Georges Dambier was born in Paris in April 1925. In early 1942, with WWII raging, Dambier, at age 17, began assisting the famous artist and poster designer Paul Colin. Colin was responsible for introducing his budding young apprentice to the world of fashion, interiors, antiques and, most of all, to beautiful Parisian women.
At the end of the war, Dambier got his first job with a magazine, Presse, where he met and assisted the up-and-coming photographer Willy Rizzo. He quickly moved on from assisting and became a photographic reporter working on a range of stories for Le Tout-Paris. It was his natural skill with graphics and penchant for stylish women which led him to concentrate on fashion photography. Within a few years he was regularly photographing the beauties of the day: Dorien Leigh, Suzy Parker and Brigitte Bardot.

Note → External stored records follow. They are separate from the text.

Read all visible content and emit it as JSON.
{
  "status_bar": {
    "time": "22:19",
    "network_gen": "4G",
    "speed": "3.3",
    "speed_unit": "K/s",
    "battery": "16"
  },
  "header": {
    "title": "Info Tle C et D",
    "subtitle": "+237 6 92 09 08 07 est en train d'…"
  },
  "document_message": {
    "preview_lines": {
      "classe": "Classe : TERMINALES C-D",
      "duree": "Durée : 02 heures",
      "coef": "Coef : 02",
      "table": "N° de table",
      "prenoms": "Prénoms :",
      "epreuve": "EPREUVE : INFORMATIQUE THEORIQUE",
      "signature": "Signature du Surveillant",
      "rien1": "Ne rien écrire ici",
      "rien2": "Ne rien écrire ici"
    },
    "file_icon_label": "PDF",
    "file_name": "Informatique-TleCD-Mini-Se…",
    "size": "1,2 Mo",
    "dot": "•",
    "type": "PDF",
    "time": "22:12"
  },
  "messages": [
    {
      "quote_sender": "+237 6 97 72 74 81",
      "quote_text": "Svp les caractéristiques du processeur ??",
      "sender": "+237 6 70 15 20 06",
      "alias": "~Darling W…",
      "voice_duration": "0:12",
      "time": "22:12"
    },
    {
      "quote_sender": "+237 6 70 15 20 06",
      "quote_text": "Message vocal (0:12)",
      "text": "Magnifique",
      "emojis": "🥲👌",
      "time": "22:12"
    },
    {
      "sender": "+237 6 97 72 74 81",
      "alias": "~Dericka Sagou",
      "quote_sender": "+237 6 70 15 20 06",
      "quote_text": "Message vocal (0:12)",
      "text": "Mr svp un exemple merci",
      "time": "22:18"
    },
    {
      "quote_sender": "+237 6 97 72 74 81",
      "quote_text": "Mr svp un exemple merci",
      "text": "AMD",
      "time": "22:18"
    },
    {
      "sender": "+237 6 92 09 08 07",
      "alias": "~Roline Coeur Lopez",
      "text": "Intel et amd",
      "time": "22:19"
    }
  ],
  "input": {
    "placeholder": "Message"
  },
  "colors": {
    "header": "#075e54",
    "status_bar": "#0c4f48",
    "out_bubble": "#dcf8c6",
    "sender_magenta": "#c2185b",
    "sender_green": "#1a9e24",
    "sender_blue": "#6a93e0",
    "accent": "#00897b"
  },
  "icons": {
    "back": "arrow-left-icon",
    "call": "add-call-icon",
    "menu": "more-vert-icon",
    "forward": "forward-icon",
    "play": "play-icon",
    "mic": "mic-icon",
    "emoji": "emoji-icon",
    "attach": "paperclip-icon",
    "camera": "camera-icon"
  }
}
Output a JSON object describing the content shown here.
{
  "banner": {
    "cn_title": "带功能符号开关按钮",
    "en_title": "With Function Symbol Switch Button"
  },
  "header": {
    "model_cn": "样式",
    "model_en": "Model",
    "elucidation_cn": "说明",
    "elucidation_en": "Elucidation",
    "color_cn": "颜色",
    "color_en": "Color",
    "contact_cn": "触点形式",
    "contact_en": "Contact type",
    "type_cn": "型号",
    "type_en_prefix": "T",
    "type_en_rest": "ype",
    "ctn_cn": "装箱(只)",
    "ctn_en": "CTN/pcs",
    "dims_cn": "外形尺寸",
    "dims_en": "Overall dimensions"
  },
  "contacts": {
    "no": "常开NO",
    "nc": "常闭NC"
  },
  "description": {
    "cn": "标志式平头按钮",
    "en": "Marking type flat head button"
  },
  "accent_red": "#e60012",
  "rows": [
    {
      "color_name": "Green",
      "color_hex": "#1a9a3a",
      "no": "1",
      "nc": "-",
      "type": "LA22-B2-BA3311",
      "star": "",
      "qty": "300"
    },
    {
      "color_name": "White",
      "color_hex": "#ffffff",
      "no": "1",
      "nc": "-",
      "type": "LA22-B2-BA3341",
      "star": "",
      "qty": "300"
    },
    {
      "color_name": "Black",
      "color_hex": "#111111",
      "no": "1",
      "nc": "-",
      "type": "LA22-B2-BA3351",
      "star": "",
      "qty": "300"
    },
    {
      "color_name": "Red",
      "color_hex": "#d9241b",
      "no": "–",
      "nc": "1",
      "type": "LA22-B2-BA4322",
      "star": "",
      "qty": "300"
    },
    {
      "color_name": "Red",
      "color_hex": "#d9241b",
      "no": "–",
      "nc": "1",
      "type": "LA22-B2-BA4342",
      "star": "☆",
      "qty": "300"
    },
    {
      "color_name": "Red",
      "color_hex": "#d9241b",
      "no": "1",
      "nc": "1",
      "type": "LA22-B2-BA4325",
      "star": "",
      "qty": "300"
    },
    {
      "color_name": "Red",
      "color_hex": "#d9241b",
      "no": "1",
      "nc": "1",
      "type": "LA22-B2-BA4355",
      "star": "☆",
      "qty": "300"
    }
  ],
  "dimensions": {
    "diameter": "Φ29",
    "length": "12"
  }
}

It was not long before Helene Lazareff, the famous editor of ELLE, took notice of his work and offered him a position at ELLE. This was a fantastic opportunity for Dambier which he happily took advantage of. It was while working with ELLE that he became one of the first French photographers to take models out of the studio for their shoots. It is here, on the streets of Paris, that Dambier took some of his most memorable and engaging photographs. In May 1954 his friend Robert Capa suggested to George that they start up a "Fashion Department" at the photo-agency Magnum. Unfortunately this never happened: several days later Capa died unexpectedly while working in Vietnam.
Between 1960 and 1980, Dambier started and worked at two important publications that helped spread his fame. In 1964 he created the magazine, Twenty, which embodied a new publishing concept in the early 1960's: presenting fashion and culture in a style to attract a younger generation of readers. Twenty's fashion photographer, Jean Paul Good, was one of the most important French photographers of the day, making the magazine even more popular. The second magazine he worked on came about in 1980 when the popular news magazine, V.S.D., took an editorial turn towards the arts, and for the next ten years became the second most popular magazine in France, after Paris Match.